But that's just the story according to Seal Team's critics. The real story may be a bit more complicated. There had been extensive argument in the guild on when to wake the Sleeper, with heated words on both sides. Some wanted it done immediately to free the guild from having to focus solely on keys at the expense of good loot. Some wanted it left asleep forever, not seeing the point in taking away content. Accusations of officer corruption, tired players sick of tracking keyholder dragons, and a particularly loud German calling everyone pixel poopers made for a volatile stew.
Finally some Seal Team players had had enough. Taking matters into their own hands, a splinter faction of keyed players created a Discord channel called Kerafyrm's Dream in the middle of the night and started making moves toward the Tomb. Discontented Seals alongside members of other guilds were going to wake the Sleeper, consensus be damned. Only some mad scrambling by guild leadership—mobilizing to the Tomb, changing passwords on shared accounts, talking members off ledges—prevented disaster. The clock was ticking: Someone on Project 1999 Green was going to wake the Sleeper. The only question that remained was who was going to do it.
Seal Team's guild leadership was facing the biggest dilemma any EverQuest guild has ever or will ever have to face: Do they wake the Sleeper and risk alienating members who have worked tirelessly to level, raid, and compete for keys but who may not have yet gotten the items they want from the Tomb? Or do they leave it asleep and risk having another guild or a splinter faction wake it for them, ruining the chance for their members to experience the event?
For many who play on Project 1999 Green, this one incredibly rare moment is the culmination of 20 years of nostalgia. Two decades ago, this same moment was the first time in a massively multiplayer video game that players decided their own fate—really, the fate of their entire online world. It was one of the first big, scripted events in an MMO ever, with repercussions almost unthinkably dramatic in a game today. Imagine players in WoW or Final Fantasy 14 being able to permanently kill a boss, making their loot forever unobtainable for the rest of their server.
So on Project 1999 Green, polls were taken. Guild members' feathers were de-ruffled. And in the end, Seal Team made its decision: the guild would wake the Sleeper, no matter what anyone else on the server thought.
When the last Warder died, the whole server shook. Kerafyrm woke up and started rampaging through Sleeper's Tomb, killing everything in his path. Seal Team had posted on the forums that anyone who wanted could come to Skyshrine, the home of Lord Yelinak and Kerafyrm's final target, and face the Sleeper in an epic last stand to try to kill the invincible dragon, something that had only been done once before and was itself a legendary piece of MMO history.
Hundreds of players from other guilds, furious at Seal Team's actions, killed Yelinak before the battle could begin in earnest. Then Kerafyrm killed everyone and disappeared forever.

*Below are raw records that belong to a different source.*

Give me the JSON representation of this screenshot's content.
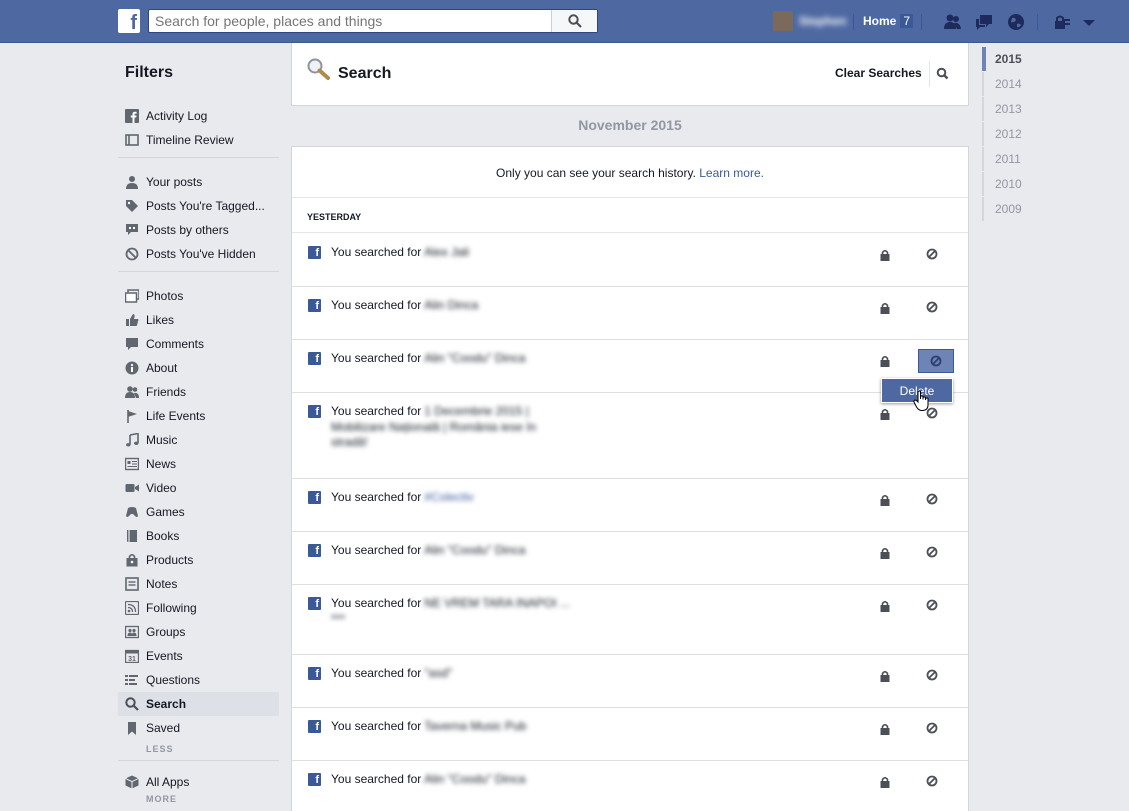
{
  "topbar": {
    "logo": "f",
    "search_placeholder": "Search for people, places and things",
    "profile_name": "Stephen",
    "home_label": "Home",
    "home_count": "7"
  },
  "filters": {
    "title": "Filters",
    "groups": [
      [
        {
          "label": "Activity Log",
          "icon": "facebook-icon"
        },
        {
          "label": "Timeline Review",
          "icon": "timeline-icon"
        }
      ],
      [
        {
          "label": "Your posts",
          "icon": "person-icon"
        },
        {
          "label": "Posts You're Tagged...",
          "icon": "tag-icon"
        },
        {
          "label": "Posts by others",
          "icon": "speech-icon"
        },
        {
          "label": "Posts You've Hidden",
          "icon": "hidden-icon"
        }
      ],
      [
        {
          "label": "Photos",
          "icon": "photos-icon"
        },
        {
          "label": "Likes",
          "icon": "like-icon"
        },
        {
          "label": "Comments",
          "icon": "comment-icon"
        },
        {
          "label": "About",
          "icon": "info-icon"
        },
        {
          "label": "Friends",
          "icon": "friends-icon"
        },
        {
          "label": "Life Events",
          "icon": "flag-icon"
        },
        {
          "label": "Music",
          "icon": "music-icon"
        },
        {
          "label": "News",
          "icon": "news-icon"
        },
        {
          "label": "Video",
          "icon": "video-icon"
        },
        {
          "label": "Games",
          "icon": "games-icon"
        },
        {
          "label": "Books",
          "icon": "book-icon"
        },
        {
          "label": "Products",
          "icon": "bag-icon"
        },
        {
          "label": "Notes",
          "icon": "notes-icon"
        },
        {
          "label": "Following",
          "icon": "rss-icon"
        },
        {
          "label": "Groups",
          "icon": "groups-icon"
        },
        {
          "label": "Events",
          "icon": "calendar-icon"
        },
        {
          "label": "Questions",
          "icon": "questions-icon"
        },
        {
          "label": "Search",
          "icon": "search-icon",
          "active": true
        },
        {
          "label": "Saved",
          "icon": "bookmark-icon"
        }
      ]
    ],
    "less_label": "LESS",
    "all_apps_label": "All Apps",
    "more_label": "MORE"
  },
  "header": {
    "title": "Search",
    "clear_label": "Clear Searches"
  },
  "month_label": "November 2015",
  "notice": {
    "text": "Only you can see your search history.",
    "link": "Learn more."
  },
  "day_label": "YESTERDAY",
  "rows": [
    {
      "prefix": "You searched for",
      "query": "Alex Jali",
      "lines": []
    },
    {
      "prefix": "You searched for",
      "query": "Alin Dinca",
      "lines": []
    },
    {
      "prefix": "You searched for",
      "query": "Alin \"Coodu\" Dinca",
      "lines": [],
      "selected": true
    },
    {
      "prefix": "You searched for",
      "query": "1 Decembrie 2015 |",
      "lines": [
        "Mobilizare Națională | România iese în",
        "stradă!"
      ]
    },
    {
      "prefix": "You searched for",
      "query": "#Colectiv",
      "lines": [],
      "link": true
    },
    {
      "prefix": "You searched for",
      "query": "Alin \"Coodu\" Dinca",
      "lines": []
    },
    {
      "prefix": "You searched for",
      "query": "NE VREM TARA INAPOI ...",
      "lines": [
        "***"
      ]
    },
    {
      "prefix": "You searched for",
      "query": "\"asd\"",
      "lines": []
    },
    {
      "prefix": "You searched for",
      "query": "Taverna Music Pub",
      "lines": []
    },
    {
      "prefix": "You searched for",
      "query": "Alin \"Coodu\" Dinca",
      "lines": []
    }
  ],
  "delete_label": "Delete",
  "years": [
    "2015",
    "2014",
    "2013",
    "2012",
    "2011",
    "2010",
    "2009"
  ],
  "colors": {
    "topbar": "#4e69a2",
    "link": "#3b5998",
    "page_bg": "#e9eaed"
  }
}
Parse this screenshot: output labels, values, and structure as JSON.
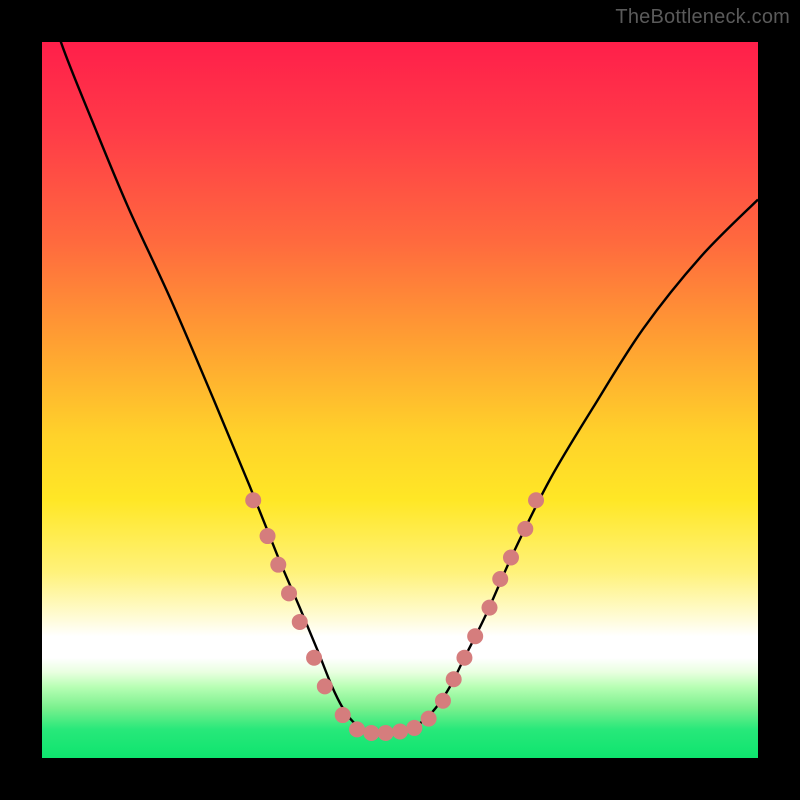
{
  "watermark": "TheBottleneck.com",
  "colors": {
    "background": "#000000",
    "curve_stroke": "#000000",
    "marker_fill": "#d57d7d",
    "gradient_top": "#ff1f4a",
    "gradient_bottom": "#0ee46e"
  },
  "chart_data": {
    "type": "line",
    "title": "",
    "xlabel": "",
    "ylabel": "",
    "xlim": [
      0,
      100
    ],
    "ylim": [
      0,
      100
    ],
    "series": [
      {
        "name": "curve",
        "x": [
          0,
          3,
          7,
          12,
          18,
          24,
          29,
          33,
          36,
          38.5,
          40.5,
          42,
          43.5,
          45,
          47,
          49,
          51,
          53,
          55,
          57,
          59,
          62,
          66,
          71,
          77,
          84,
          92,
          100
        ],
        "values": [
          108,
          99,
          89,
          77,
          64,
          50,
          38,
          28,
          21,
          15,
          10,
          7,
          5,
          4,
          3.5,
          3.5,
          4,
          5,
          7,
          10,
          14,
          20,
          29,
          39,
          49,
          60,
          70,
          78
        ]
      }
    ],
    "markers": {
      "left_cluster": [
        {
          "x": 29.5,
          "y": 36
        },
        {
          "x": 31.5,
          "y": 31
        },
        {
          "x": 33.0,
          "y": 27
        },
        {
          "x": 34.5,
          "y": 23
        },
        {
          "x": 36.0,
          "y": 19
        },
        {
          "x": 38.0,
          "y": 14
        },
        {
          "x": 39.5,
          "y": 10
        },
        {
          "x": 42.0,
          "y": 6
        }
      ],
      "bottom_cluster": [
        {
          "x": 44.0,
          "y": 4
        },
        {
          "x": 46.0,
          "y": 3.5
        },
        {
          "x": 48.0,
          "y": 3.5
        },
        {
          "x": 50.0,
          "y": 3.7
        },
        {
          "x": 52.0,
          "y": 4.2
        },
        {
          "x": 54.0,
          "y": 5.5
        }
      ],
      "right_cluster": [
        {
          "x": 56.0,
          "y": 8
        },
        {
          "x": 57.5,
          "y": 11
        },
        {
          "x": 59.0,
          "y": 14
        },
        {
          "x": 60.5,
          "y": 17
        },
        {
          "x": 62.5,
          "y": 21
        },
        {
          "x": 64.0,
          "y": 25
        },
        {
          "x": 65.5,
          "y": 28
        },
        {
          "x": 67.5,
          "y": 32
        },
        {
          "x": 69.0,
          "y": 36
        }
      ]
    }
  }
}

Project 1999 Green is now living in the aftermath. Historically, guilds that wake the Sleeper—even dominant ones—tend to fade into obscurity afterward. Something about releasing all that pressure, perhaps. Or feeling like the long journey is finally done. Seal Team's fate has yet to be determined, but one thing is clear. There is no going back.